"Jean Perzel b. 1892, Germany: Jean Perzel was the first designer of distinctly modern lighting and the first to concern himself particularly with electricity - it's nature, potential, intensity, methods of use (semi direct or indirect lighting) - and to design logical, rational and harmonious fittings; he was the first to exploit the potential design of glass while using it to diffuse light. Since 1930 Perzel concentrates on studying the laws of optics and their practical consequences: changing the appearance of objects and faces using the intensity and color of light - amber, light pink or champagne; he attaches a particular importance to the soothing or unpleasant effects on the eye of these different types of light, which's were generally used without principle or restraint."

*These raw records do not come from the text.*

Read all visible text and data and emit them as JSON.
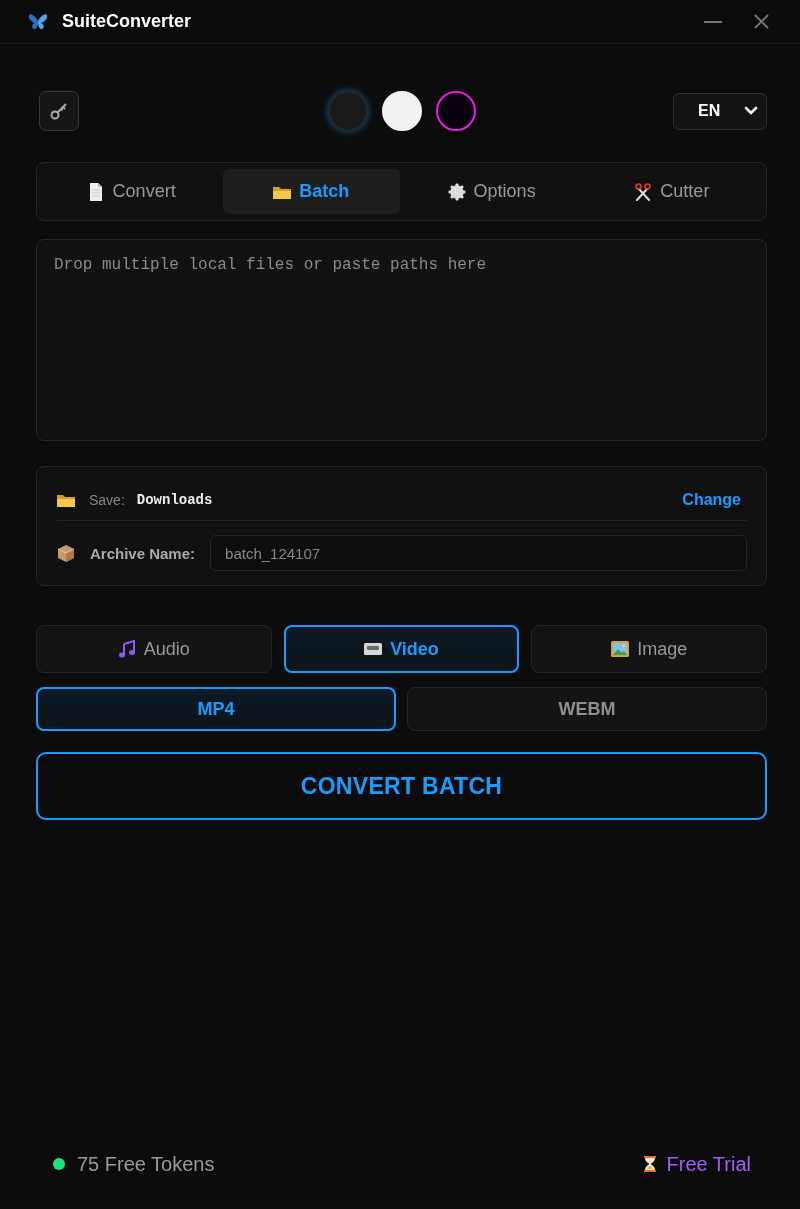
{
  "window": {
    "title": "SuiteConverter"
  },
  "toolbar": {
    "themes": [
      {
        "kind": "dark",
        "color": "#1a1a1a",
        "selected": true
      },
      {
        "kind": "light",
        "color": "#f2f2f2",
        "selected": false
      },
      {
        "kind": "neon",
        "color": "#0a0012",
        "selected": false
      }
    ],
    "language": {
      "value": "EN"
    }
  },
  "tabs": [
    {
      "label": "Convert",
      "kind": "document",
      "selected": false
    },
    {
      "label": "Batch",
      "kind": "folder",
      "selected": true
    },
    {
      "label": "Options",
      "kind": "gear",
      "selected": false
    },
    {
      "label": "Cutter",
      "kind": "scissors",
      "selected": false
    }
  ],
  "batch_input": {
    "placeholder": "Drop multiple local files or paste paths here"
  },
  "save_panel": {
    "save_label": "Save:",
    "folder": "Downloads",
    "change": "Change",
    "archive_label": "Archive Name:",
    "archive_value": "batch_124107"
  },
  "categories": [
    {
      "label": "Audio",
      "kind": "music",
      "selected": false
    },
    {
      "label": "Video",
      "kind": "videotape",
      "selected": true
    },
    {
      "label": "Image",
      "kind": "picture",
      "selected": false
    }
  ],
  "formats": [
    {
      "label": "MP4",
      "selected": true
    },
    {
      "label": "WEBM",
      "selected": false
    }
  ],
  "convert_button": {
    "label": "CONVERT BATCH"
  },
  "footer": {
    "tokens": "75 Free Tokens",
    "trial": "Free Trial"
  }
}
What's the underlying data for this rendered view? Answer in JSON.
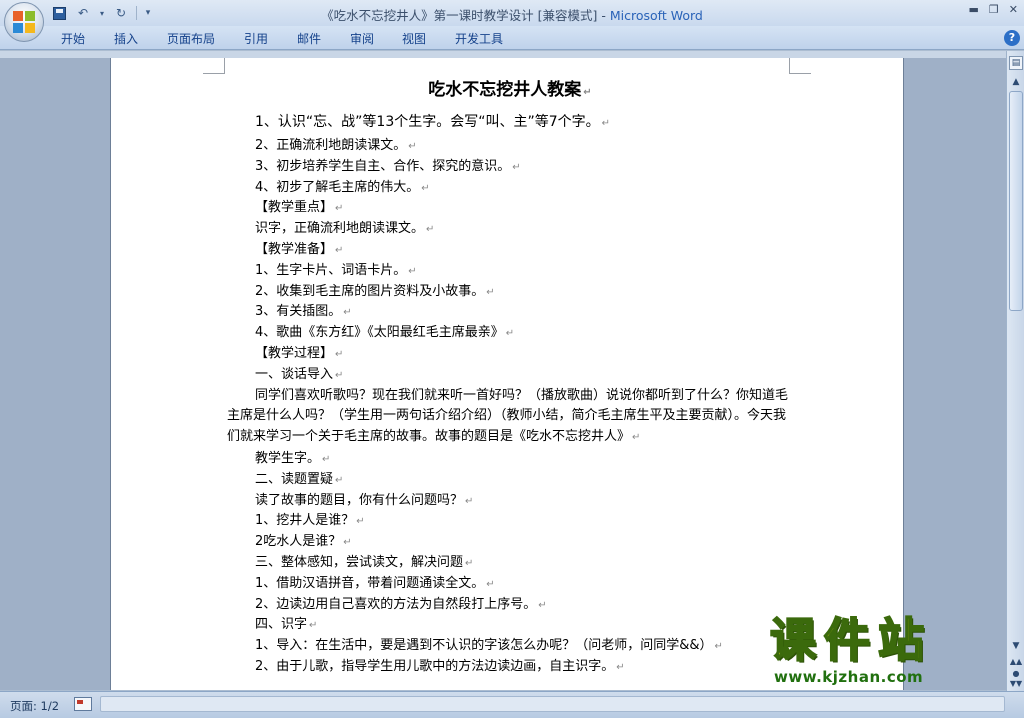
{
  "window": {
    "title_doc": "《吃水不忘挖井人》第一课时教学设计 [兼容模式] - ",
    "title_app": "Microsoft Word"
  },
  "ribbon": {
    "tabs": [
      "开始",
      "插入",
      "页面布局",
      "引用",
      "邮件",
      "审阅",
      "视图",
      "开发工具"
    ]
  },
  "document": {
    "heading": "吃水不忘挖井人教案",
    "objective_1": "1、认识“忘、战”等13个生字。会写“叫、主”等7个字。",
    "lines_a": [
      "2、正确流利地朗读课文。",
      "3、初步培养学生自主、合作、探究的意识。",
      "4、初步了解毛主席的伟大。",
      "【教学重点】",
      "识字，正确流利地朗读课文。",
      "【教学准备】",
      "1、生字卡片、词语卡片。",
      "2、收集到毛主席的图片资料及小故事。",
      "3、有关插图。",
      "4、歌曲《东方红》《太阳最红毛主席最亲》",
      "【教学过程】",
      "一、谈话导入"
    ],
    "paragraph": "同学们喜欢听歌吗？现在我们就来听一首好吗？（播放歌曲）说说你都听到了什么？你知道毛主席是什么人吗？（学生用一两句话介绍介绍）（教师小结，简介毛主席生平及主要贡献）。今天我们就来学习一个关于毛主席的故事。故事的题目是《吃水不忘挖井人》",
    "lines_b": [
      "教学生字。",
      "二、读题置疑",
      "读了故事的题目，你有什么问题吗？",
      "1、挖井人是谁？",
      "2吃水人是谁？",
      "三、整体感知，尝试读文，解决问题",
      "1、借助汉语拼音，带着问题通读全文。",
      "2、边读边用自己喜欢的方法为自然段打上序号。",
      "四、识字",
      "1、导入：在生活中，要是遇到不认识的字该怎么办呢？（问老师，问同学&&）",
      "2、由于儿歌，指导学生用儿歌中的方法边读边画，自主识字。"
    ],
    "paragraph_mark": "↵"
  },
  "statusbar": {
    "page_label": "页面: 1/2"
  },
  "watermark": {
    "main": "课件站",
    "url": "www.kjzhan.com"
  }
}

Roger Vanhevel coffee table 1970 via City Furniture
"when tables become sculpture become a lifestyle brand"
“Yes and in that sense the difference Donald Judd sought to construe between his work and traditional painting is misconceived. It is true that perspective creates the illusion of depth, whereas in Judd’s work there is actual depth, but both create a sense of space in the observer.”
“I must confess that I enjoyed the final rooms of the exhibition. Still to me those boxes and stacks seem little more than decoration, I mean, have you ever been to Calvin Klein’s flagship store on Madison Avenue or to The Hempel in London?”
“I know what you’re getting at, MINIMALISM AS LIFESTYLE. The fact that Judd also designed furniture may not speak in his favor. I do think there is a difference between his furniture designs and his art. In his furniture he explored his ideas in relation to a given object’s function, a bed or a chair, in the works he created as art he didn’t have to worry about function.” (taken from here)
Above, altered images of Jean Perzel Sconce via Pavillon Antiques Chicago,
Jerry Saltz article here...Generation Blank